• **WHAT THE TASK REQUIRES**: The records below must be written out exactly, with every picture left behind.

GIVEN RECORDS Start Marker

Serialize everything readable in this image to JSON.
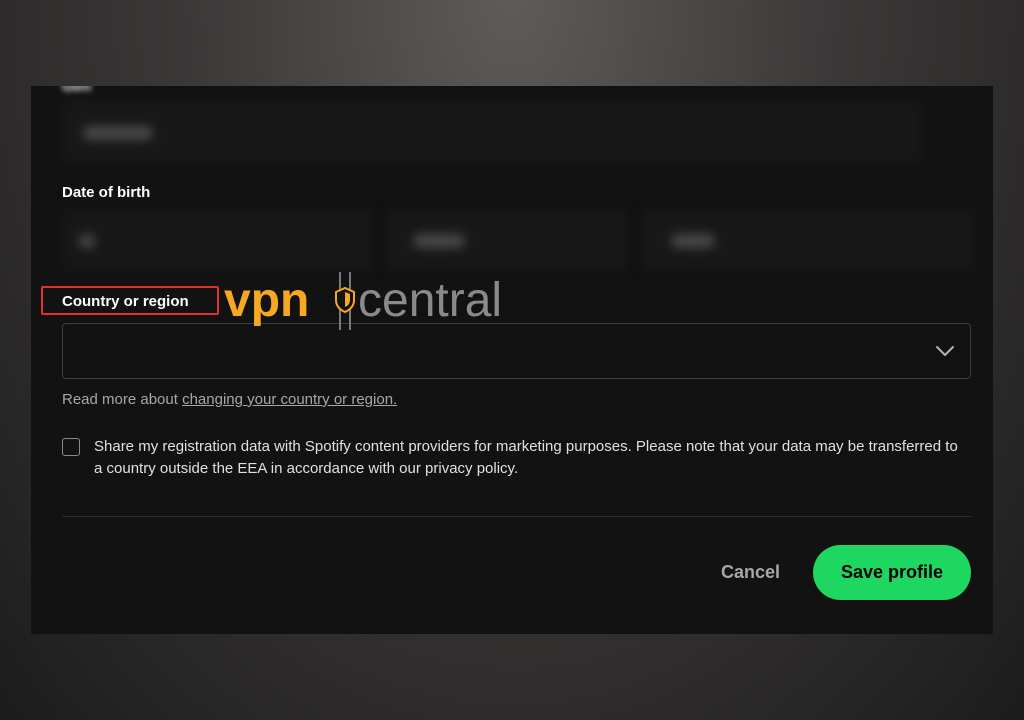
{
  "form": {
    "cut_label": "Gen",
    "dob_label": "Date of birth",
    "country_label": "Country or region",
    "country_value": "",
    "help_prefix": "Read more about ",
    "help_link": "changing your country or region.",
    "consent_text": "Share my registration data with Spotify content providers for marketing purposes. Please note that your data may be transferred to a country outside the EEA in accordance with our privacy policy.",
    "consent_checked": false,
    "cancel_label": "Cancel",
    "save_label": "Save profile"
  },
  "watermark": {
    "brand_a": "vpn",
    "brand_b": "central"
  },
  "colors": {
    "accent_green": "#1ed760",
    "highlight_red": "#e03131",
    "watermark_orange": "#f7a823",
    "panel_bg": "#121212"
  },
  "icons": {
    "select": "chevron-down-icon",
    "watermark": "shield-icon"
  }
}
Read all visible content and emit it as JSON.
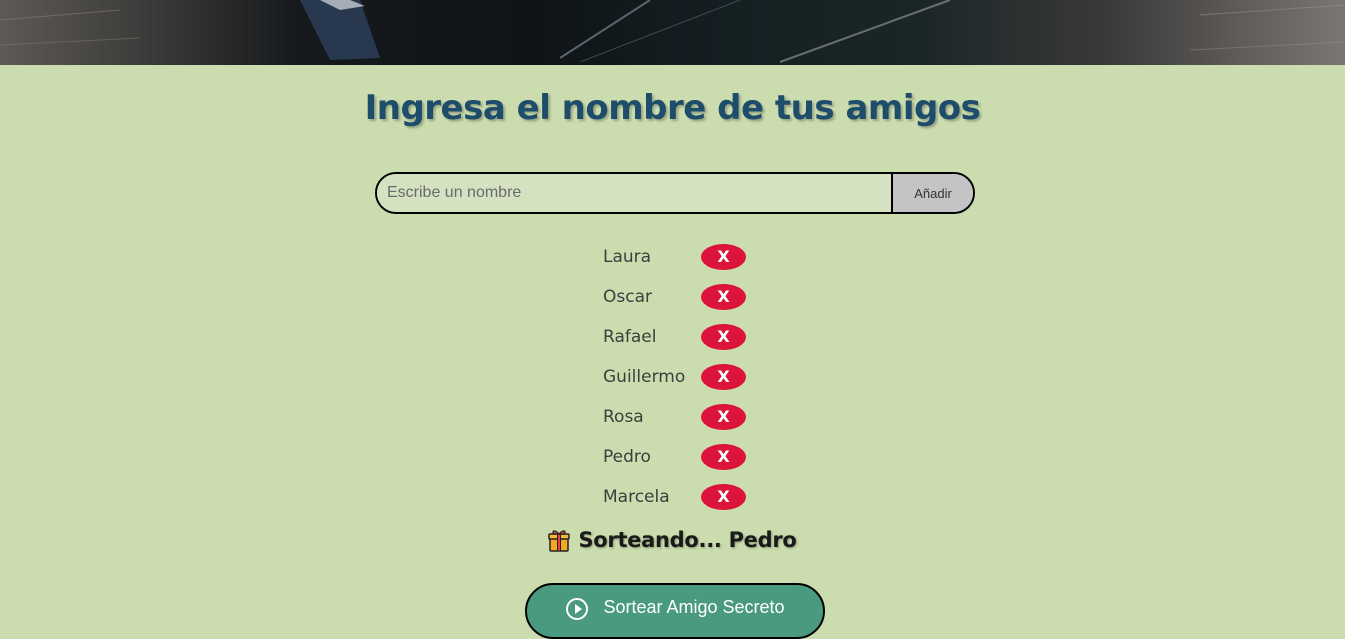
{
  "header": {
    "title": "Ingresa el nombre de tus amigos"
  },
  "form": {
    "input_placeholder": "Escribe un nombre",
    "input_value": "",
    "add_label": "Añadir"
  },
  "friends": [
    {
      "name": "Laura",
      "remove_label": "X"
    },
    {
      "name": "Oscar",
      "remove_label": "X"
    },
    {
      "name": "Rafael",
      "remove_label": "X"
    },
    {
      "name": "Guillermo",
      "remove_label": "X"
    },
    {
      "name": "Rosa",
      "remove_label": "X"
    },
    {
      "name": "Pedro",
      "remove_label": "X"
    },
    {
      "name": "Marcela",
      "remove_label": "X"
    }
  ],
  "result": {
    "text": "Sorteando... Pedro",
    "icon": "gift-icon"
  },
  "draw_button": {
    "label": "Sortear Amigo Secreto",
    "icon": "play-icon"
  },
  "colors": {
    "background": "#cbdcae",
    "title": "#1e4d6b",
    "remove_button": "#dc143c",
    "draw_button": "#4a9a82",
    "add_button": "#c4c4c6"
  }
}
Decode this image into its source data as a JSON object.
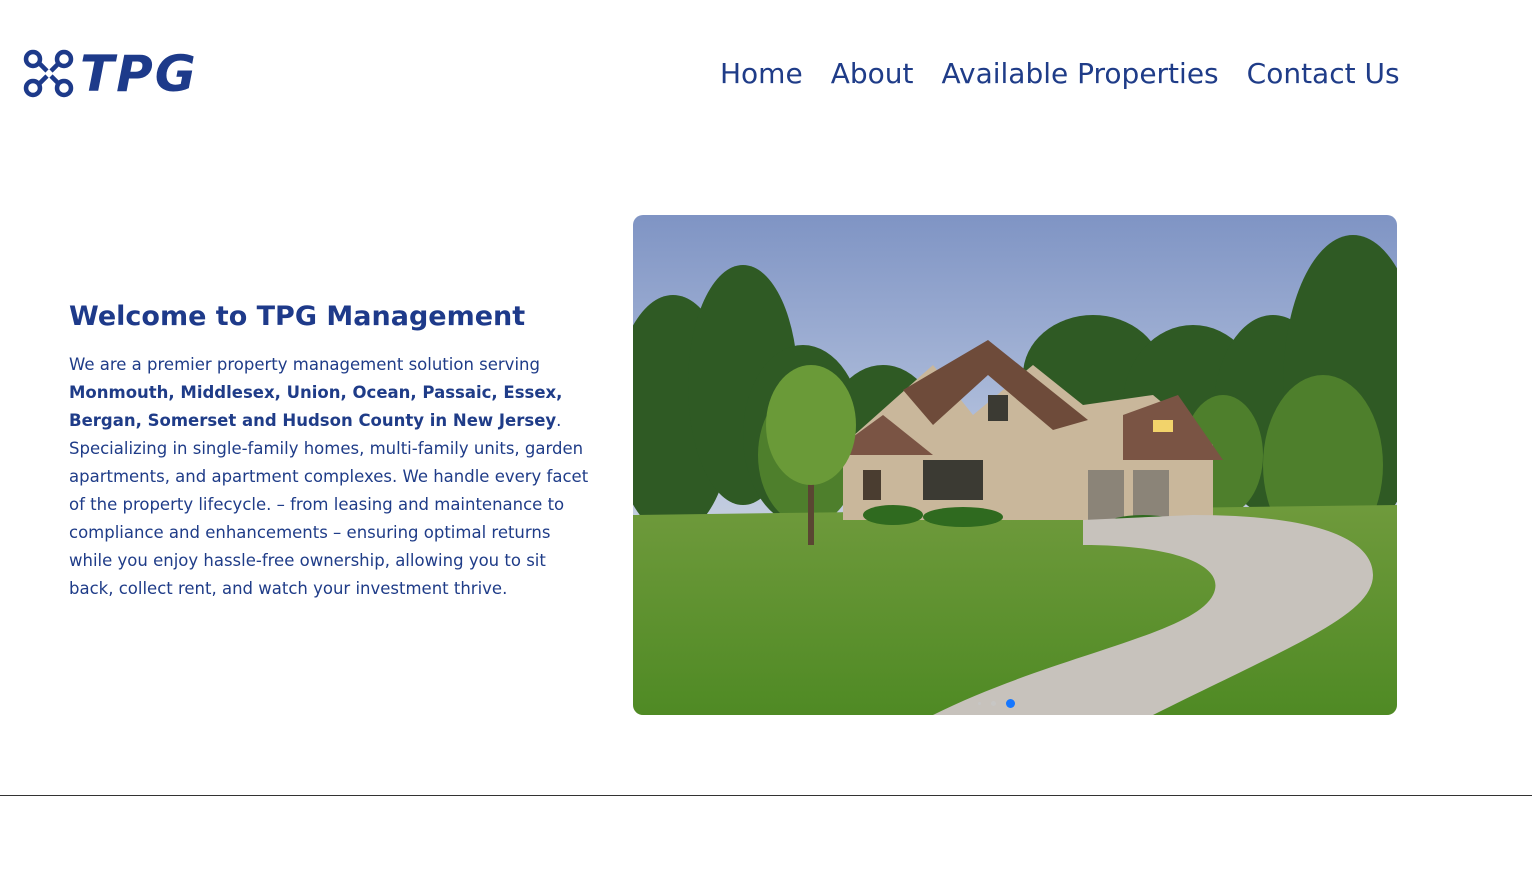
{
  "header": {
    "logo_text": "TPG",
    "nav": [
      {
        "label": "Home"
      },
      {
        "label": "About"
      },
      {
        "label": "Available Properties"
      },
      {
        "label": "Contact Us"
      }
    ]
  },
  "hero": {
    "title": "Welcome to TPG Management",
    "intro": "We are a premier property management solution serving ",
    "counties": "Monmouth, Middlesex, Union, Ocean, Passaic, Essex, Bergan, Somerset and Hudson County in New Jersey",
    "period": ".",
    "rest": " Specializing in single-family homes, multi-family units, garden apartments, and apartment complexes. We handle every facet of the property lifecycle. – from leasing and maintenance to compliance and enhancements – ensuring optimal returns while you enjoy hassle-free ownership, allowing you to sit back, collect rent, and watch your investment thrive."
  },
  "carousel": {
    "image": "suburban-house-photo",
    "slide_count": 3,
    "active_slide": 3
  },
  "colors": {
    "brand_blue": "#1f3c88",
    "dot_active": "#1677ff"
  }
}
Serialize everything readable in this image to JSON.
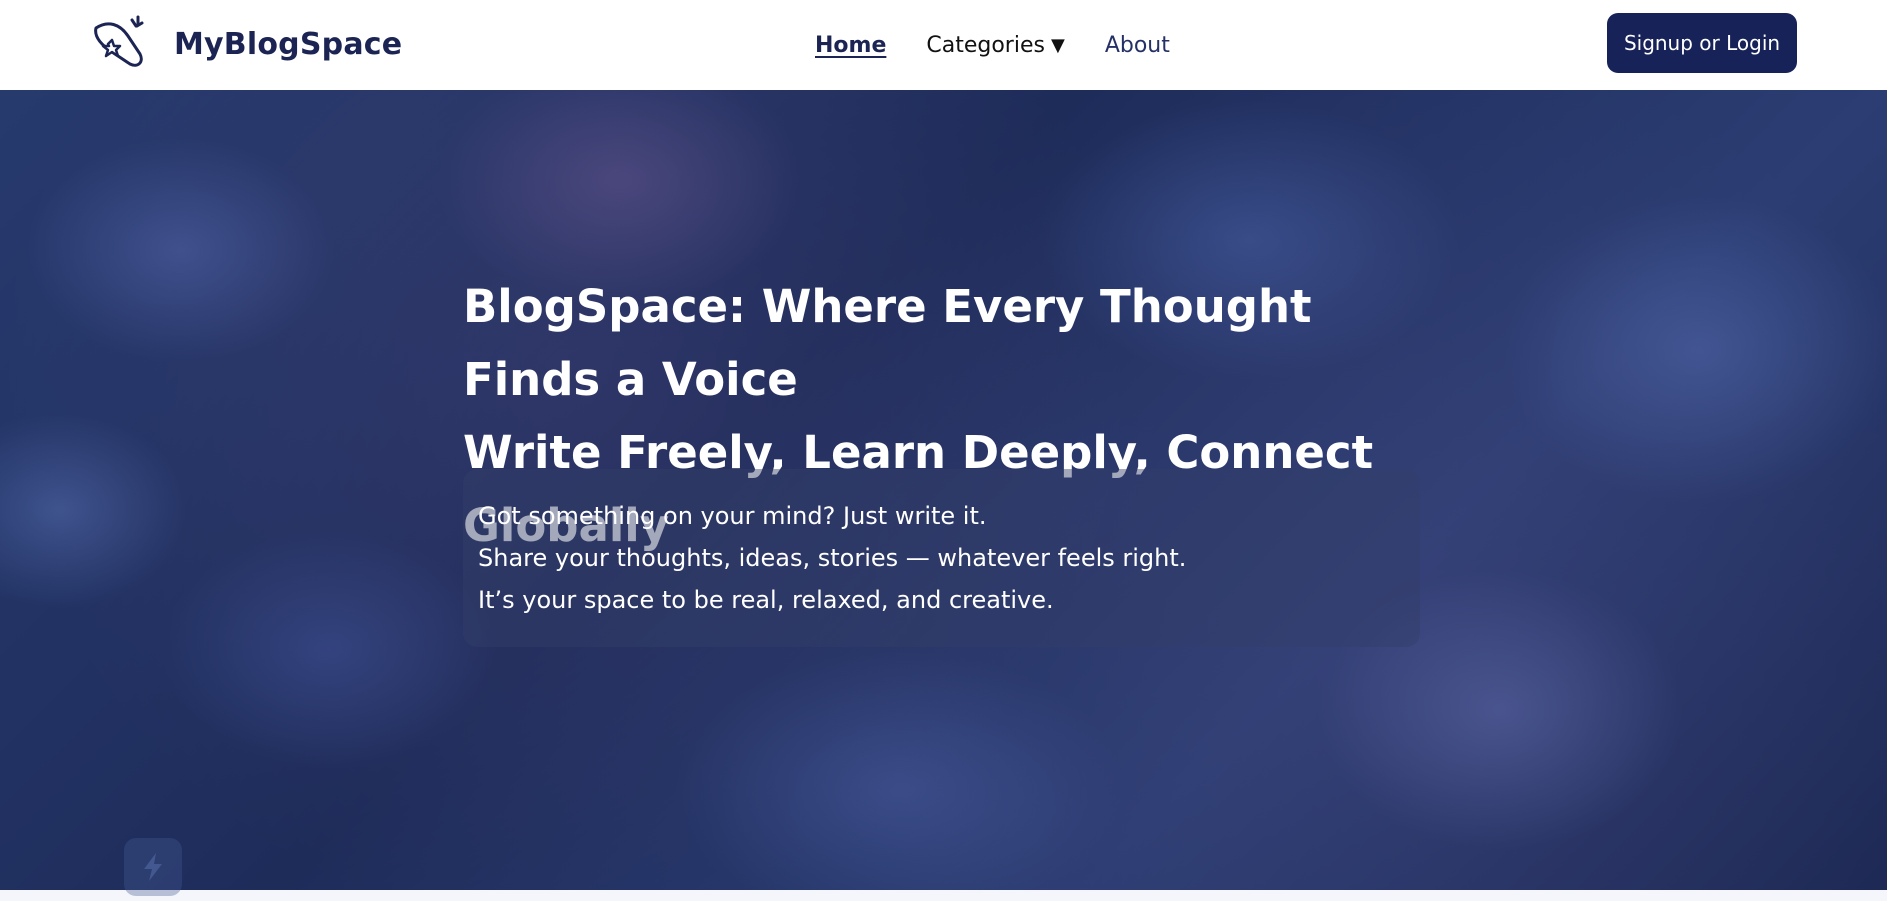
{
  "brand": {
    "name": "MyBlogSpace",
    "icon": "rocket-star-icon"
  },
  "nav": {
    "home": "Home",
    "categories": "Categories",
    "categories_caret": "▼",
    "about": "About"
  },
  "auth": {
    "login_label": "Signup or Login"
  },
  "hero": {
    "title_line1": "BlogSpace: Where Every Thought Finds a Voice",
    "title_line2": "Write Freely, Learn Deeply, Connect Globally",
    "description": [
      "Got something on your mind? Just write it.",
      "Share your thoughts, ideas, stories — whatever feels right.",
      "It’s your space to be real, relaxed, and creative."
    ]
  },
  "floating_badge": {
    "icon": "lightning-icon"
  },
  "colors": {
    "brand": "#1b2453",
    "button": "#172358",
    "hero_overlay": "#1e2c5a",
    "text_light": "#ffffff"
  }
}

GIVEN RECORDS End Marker

• **RESPONSE**:
Serialize everything readable in this image to JSON.
{
  "form": {
    "cut_label": "Gen",
    "dob_label": "Date of birth",
    "country_label": "Country or region",
    "country_value": "",
    "help_prefix": "Read more about ",
    "help_link": "changing your country or region.",
    "consent_text": "Share my registration data with Spotify content providers for marketing purposes. Please note that your data may be transferred to a country outside the EEA in accordance with our privacy policy.",
    "consent_checked": false,
    "cancel_label": "Cancel",
    "save_label": "Save profile"
  },
  "watermark": {
    "brand_a": "vpn",
    "brand_b": "central"
  },
  "colors": {
    "accent_green": "#1ed760",
    "highlight_red": "#e03131",
    "watermark_orange": "#f7a823",
    "panel_bg": "#121212"
  },
  "icons": {
    "select": "chevron-down-icon",
    "watermark": "shield-icon"
  }
}
Read all visible content and emit it as JSON.
{
  "header": {
    "title": "Ingresa el nombre de tus amigos"
  },
  "form": {
    "input_placeholder": "Escribe un nombre",
    "input_value": "",
    "add_label": "Añadir"
  },
  "friends": [
    {
      "name": "Laura",
      "remove_label": "X"
    },
    {
      "name": "Oscar",
      "remove_label": "X"
    },
    {
      "name": "Rafael",
      "remove_label": "X"
    },
    {
      "name": "Guillermo",
      "remove_label": "X"
    },
    {
      "name": "Rosa",
      "remove_label": "X"
    },
    {
      "name": "Pedro",
      "remove_label": "X"
    },
    {
      "name": "Marcela",
      "remove_label": "X"
    }
  ],
  "result": {
    "text": "Sorteando... Pedro",
    "icon": "gift-icon"
  },
  "draw_button": {
    "label": "Sortear Amigo Secreto",
    "icon": "play-icon"
  },
  "colors": {
    "background": "#cbdcae",
    "title": "#1e4d6b",
    "remove_button": "#dc143c",
    "draw_button": "#4a9a82",
    "add_button": "#c4c4c6"
  }
}
Decode this image into its source data as a JSON object.
{
  "header": {
    "logo_text": "TPG",
    "nav": [
      {
        "label": "Home"
      },
      {
        "label": "About"
      },
      {
        "label": "Available Properties"
      },
      {
        "label": "Contact Us"
      }
    ]
  },
  "hero": {
    "title": "Welcome to TPG Management",
    "intro": "We are a premier property management solution serving ",
    "counties": "Monmouth, Middlesex, Union, Ocean, Passaic, Essex, Bergan, Somerset and Hudson County in New Jersey",
    "period": ".",
    "rest": " Specializing in single-family homes, multi-family units, garden apartments, and apartment complexes. We handle every facet of the property lifecycle. – from leasing and maintenance to compliance and enhancements – ensuring optimal returns while you enjoy hassle-free ownership, allowing you to sit back, collect rent, and watch your investment thrive."
  },
  "carousel": {
    "image": "suburban-house-photo",
    "slide_count": 3,
    "active_slide": 3
  },
  "colors": {
    "brand_blue": "#1f3c88",
    "dot_active": "#1677ff"
  }
}
Serialize everything readable in this image to JSON.
{
  "brand": {
    "name": "MyBlogSpace",
    "icon": "rocket-star-icon"
  },
  "nav": {
    "home": "Home",
    "categories": "Categories",
    "categories_caret": "▼",
    "about": "About"
  },
  "auth": {
    "login_label": "Signup or Login"
  },
  "hero": {
    "title_line1": "BlogSpace: Where Every Thought Finds a Voice",
    "title_line2": "Write Freely, Learn Deeply, Connect Globally",
    "description": [
      "Got something on your mind? Just write it.",
      "Share your thoughts, ideas, stories — whatever feels right.",
      "It’s your space to be real, relaxed, and creative."
    ]
  },
  "floating_badge": {
    "icon": "lightning-icon"
  },
  "colors": {
    "brand": "#1b2453",
    "button": "#172358",
    "hero_overlay": "#1e2c5a",
    "text_light": "#ffffff"
  }
}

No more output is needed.